The etiology and pathogenesis of most types of inflammatory arthritis remain speculative. The role of the adaptive immune system in inflammatory arthritis has been extensively studied. Recently, the innate immune system has been recognized as a possible critical component to initiating or sustaining chronic inflammatory arthritis. The innate immune system is activated by pattern recognition receptors, including NOD- like receptors (NLR) and Toll-like receptors (TLR). This application focuses on one NLR, nucleotide oligomerization domain-2 (NOD2). NOD2 is an intracellular molecule that detects muramyl dipeptide (MDP), a breakdown product of bacterial cell walls, and activates host defenses. NOD2 also plays a critical regulatory role in the control of immune homeostasis. This is known because mutations in NOD2 cause Blau syndrome (a disease characterized by inflammatory arthritis, and inflammation in the skin and uveal track of the eye), and are associated with Crohn's disease, atopic disorders (allergy, asthma and eczema), and possibly colorectal cancer. NOD2 is also expressed in atheroma lesions of patients with coronary artery disease. During the current period of Merit Review funding the principal investigator (PI) identified a novel protein-protein interaction between NOD2 and OAS2, a protein involved in the innate immune response to viruses. This proposal describes studies to follow-up on this observation. Also during the current funding period, using a model of arthritis triggered by an adaptive immune response to proteoglycan aggrecan, the PI found arthritis was worsened when NOD2 was activated by MDP. Studies in this proposal will continue to explore the role of NOD2 in the control of immune homeostasis and inflammatory arthritis. The following experiments are proposed. 1) The nature of the interaction between NOD2-OAS2 will be investigated using biochemical approaches. The ability of each protein to influence the activity of the other in innate immune functions will be investigated. 2) Using normal and NOD2 knockout mice, analyze inflammatory arthritis triggered by intra-articular injection of peptidoglycan from cell walls of Gram positive bacteria, b) zymosan and c) double stranded viral RNA and d) by systemic administration of live Group B streptococci. The role of NOD2 in influencing several parameters of inflammation will be evaluated. The course of arthritis when NOD2 is intentionally activated by intra-articular MDP will be characterized as will the specificity of suppression following NOD2 activation by systemic administration of MDP. Potential Impact on Veterans Health Care: Chronic inflammatory conditions causing arthritis, uveitis, dermatitis, inflammatory bowel disease, asthma and coronary artery lesions represent a significant health issue for veterans. Genetic studies have shown that NOD2 is critical to controlling chronic inflammation in multiple organs. Understanding how NOD2 controls the development of inflammation leading to tissue injury and pathology will have broad implications for the health of veterans.

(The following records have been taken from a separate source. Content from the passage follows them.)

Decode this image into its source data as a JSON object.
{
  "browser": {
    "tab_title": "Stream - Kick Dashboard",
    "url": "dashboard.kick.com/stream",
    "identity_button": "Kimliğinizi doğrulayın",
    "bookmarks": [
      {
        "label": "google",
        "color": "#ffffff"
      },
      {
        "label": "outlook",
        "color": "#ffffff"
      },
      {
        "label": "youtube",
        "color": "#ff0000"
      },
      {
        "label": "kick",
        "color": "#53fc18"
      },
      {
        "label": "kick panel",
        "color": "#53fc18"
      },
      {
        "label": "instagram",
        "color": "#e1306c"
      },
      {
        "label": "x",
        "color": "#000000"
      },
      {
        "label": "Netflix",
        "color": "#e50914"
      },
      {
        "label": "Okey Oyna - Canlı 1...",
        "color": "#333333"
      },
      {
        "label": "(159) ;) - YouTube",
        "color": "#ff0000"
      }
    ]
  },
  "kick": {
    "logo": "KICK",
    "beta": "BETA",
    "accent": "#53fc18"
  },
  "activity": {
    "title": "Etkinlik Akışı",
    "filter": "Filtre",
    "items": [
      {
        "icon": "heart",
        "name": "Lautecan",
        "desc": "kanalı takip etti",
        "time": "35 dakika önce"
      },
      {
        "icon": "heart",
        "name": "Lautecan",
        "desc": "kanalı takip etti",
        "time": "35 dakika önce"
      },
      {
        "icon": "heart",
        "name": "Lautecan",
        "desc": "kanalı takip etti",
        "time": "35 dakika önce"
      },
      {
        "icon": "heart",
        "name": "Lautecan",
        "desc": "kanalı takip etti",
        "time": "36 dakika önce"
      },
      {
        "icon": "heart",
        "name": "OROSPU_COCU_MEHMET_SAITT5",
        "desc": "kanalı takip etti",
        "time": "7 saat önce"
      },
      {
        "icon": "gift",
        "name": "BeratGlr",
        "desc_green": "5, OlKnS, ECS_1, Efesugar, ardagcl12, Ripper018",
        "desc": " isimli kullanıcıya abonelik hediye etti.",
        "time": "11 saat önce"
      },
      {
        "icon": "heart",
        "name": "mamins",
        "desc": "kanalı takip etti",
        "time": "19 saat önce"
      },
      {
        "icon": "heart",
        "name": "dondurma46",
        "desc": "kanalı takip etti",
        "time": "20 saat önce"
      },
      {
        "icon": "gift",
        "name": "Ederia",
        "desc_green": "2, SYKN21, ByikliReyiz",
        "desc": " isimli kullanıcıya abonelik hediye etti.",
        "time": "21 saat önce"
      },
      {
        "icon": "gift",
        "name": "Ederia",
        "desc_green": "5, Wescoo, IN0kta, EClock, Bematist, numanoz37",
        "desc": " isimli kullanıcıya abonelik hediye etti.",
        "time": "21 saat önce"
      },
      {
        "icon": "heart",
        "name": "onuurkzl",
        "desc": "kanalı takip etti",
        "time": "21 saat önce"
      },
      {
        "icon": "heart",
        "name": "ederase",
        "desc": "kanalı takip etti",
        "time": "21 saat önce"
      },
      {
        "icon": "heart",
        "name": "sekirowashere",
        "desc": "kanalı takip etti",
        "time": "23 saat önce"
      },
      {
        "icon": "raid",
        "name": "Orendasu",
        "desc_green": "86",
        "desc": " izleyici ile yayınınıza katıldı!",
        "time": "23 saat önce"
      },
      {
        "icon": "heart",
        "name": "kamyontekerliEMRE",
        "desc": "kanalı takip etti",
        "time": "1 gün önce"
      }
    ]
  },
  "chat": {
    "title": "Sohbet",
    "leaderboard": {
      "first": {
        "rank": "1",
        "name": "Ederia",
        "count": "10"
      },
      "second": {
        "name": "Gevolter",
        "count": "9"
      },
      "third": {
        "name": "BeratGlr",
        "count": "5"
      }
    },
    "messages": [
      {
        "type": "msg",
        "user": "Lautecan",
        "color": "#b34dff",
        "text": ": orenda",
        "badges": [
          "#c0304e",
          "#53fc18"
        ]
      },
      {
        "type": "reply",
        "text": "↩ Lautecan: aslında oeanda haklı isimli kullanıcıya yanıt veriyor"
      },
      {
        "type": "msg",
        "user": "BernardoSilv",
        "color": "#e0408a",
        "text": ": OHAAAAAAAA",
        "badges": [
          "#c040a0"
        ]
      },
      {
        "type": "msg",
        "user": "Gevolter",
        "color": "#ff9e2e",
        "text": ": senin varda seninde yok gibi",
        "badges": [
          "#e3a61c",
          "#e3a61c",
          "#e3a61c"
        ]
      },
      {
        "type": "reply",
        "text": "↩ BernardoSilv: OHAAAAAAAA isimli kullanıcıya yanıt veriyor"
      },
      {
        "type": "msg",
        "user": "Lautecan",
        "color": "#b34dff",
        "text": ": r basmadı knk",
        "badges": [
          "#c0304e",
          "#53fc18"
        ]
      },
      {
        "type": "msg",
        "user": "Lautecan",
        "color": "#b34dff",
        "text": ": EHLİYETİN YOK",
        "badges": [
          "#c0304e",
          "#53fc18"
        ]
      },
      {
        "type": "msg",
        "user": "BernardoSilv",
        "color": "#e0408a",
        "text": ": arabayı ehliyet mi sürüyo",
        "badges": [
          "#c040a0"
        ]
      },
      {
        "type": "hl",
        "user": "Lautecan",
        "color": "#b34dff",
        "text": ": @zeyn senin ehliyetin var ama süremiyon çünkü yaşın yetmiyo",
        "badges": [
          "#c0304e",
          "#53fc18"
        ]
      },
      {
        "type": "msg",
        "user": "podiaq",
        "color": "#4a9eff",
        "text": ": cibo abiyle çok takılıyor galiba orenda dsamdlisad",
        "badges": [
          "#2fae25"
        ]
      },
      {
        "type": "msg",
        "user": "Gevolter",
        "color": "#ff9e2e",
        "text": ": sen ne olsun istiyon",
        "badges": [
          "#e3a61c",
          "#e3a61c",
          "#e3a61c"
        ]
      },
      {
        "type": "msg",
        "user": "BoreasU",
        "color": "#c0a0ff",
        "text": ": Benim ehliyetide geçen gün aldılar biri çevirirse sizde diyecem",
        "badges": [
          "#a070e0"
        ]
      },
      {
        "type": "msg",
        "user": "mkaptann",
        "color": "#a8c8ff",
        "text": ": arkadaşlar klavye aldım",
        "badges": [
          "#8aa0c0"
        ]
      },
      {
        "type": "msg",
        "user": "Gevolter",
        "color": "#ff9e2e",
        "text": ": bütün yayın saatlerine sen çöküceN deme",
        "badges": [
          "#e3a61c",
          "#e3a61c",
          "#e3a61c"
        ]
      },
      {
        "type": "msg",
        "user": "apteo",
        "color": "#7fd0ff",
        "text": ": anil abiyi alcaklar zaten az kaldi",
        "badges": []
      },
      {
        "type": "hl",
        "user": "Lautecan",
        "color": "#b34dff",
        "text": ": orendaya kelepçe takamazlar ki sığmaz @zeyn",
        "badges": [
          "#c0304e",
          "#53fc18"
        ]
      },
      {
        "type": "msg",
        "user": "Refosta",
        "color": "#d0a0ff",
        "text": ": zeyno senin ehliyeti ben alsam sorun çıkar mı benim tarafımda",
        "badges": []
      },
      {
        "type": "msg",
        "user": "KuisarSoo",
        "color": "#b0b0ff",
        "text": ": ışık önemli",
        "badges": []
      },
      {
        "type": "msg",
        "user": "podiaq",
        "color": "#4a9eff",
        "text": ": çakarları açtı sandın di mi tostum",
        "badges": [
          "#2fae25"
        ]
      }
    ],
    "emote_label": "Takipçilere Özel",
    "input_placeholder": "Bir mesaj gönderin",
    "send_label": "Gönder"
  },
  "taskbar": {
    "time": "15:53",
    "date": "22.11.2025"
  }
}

Public Health Relevance

Chronic inflammatory conditions causing arthritis, uveitis, dermatitis, inflammatory bowel disease, asthma and coronary artery lesions represent a significant health issue for veterans. Genetic studies have shown that NOD2 is critical to controlling chronic inflammation in multiple organs. Understanding how NOD2 controls the development of inflammation leading to tissue injury and pathology will have broad implications for the health of veterans.

Agency
National Institute of Health (NIH)
Institute
Veterans Affairs (VA)
Type
Non-HHS Research Projects (I01)
Project #
5I01BX000229-04
Application #
8258632
Study Section
Immunology A (IMMA)
Project Start
2009-04-01
Project End
2013-03-31
Budget Start
2012-04-01
Budget End
2013-03-31
Support Year
4
Fiscal Year
2012
Total Cost
Indirect Cost
Name
Portland VA Medical Center
Department
Type
DUNS #
089461255
City
Portland
State
OR
Country
United States
Zip Code
97239